### EXERCISE BRIEF
Only lines containing "content" belong in the answer, each copied from the entries below.

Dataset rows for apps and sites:
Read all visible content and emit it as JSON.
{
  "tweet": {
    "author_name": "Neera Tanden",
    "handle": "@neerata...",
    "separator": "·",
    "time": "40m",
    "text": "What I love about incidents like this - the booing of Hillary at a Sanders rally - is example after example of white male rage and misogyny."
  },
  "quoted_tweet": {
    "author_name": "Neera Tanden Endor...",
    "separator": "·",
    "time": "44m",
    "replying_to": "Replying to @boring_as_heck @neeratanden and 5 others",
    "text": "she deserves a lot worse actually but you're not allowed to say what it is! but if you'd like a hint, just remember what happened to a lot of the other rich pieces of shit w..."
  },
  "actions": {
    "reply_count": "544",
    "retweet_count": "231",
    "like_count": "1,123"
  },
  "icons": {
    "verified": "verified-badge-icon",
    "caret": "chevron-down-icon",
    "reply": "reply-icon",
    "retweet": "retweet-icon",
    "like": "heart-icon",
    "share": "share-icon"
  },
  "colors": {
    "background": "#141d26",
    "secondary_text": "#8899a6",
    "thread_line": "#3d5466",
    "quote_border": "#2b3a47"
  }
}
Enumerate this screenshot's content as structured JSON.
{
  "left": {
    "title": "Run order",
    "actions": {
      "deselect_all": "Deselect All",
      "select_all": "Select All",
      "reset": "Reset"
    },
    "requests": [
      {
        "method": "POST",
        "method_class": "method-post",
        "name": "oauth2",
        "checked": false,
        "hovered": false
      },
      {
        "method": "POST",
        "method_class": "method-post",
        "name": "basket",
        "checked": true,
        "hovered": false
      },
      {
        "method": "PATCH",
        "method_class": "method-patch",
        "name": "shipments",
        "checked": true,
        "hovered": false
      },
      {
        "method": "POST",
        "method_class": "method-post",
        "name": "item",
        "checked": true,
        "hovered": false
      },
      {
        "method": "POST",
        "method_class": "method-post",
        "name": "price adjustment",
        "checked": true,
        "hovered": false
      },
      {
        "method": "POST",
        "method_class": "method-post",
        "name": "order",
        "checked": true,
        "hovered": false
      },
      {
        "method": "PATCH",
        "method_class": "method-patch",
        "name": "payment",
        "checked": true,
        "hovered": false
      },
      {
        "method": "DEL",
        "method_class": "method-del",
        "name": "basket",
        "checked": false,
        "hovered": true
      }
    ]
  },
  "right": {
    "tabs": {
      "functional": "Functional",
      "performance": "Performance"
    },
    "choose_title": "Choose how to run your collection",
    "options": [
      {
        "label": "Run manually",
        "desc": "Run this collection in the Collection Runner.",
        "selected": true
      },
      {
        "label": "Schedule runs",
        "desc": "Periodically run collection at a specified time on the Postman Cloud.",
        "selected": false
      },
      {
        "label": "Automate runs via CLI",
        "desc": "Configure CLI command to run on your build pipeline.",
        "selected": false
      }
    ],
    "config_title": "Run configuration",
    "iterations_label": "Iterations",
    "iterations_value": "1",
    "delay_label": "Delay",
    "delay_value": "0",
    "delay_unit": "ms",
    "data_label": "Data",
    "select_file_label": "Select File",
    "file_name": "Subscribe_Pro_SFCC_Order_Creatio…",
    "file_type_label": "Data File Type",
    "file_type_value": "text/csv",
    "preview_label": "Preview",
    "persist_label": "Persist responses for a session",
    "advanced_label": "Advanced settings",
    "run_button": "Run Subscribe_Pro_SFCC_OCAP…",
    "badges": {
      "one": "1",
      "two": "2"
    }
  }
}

### RESPONSE AREA
Read all visible content and emit it as JSON.
Enumerate this screenshot's content as structured JSON.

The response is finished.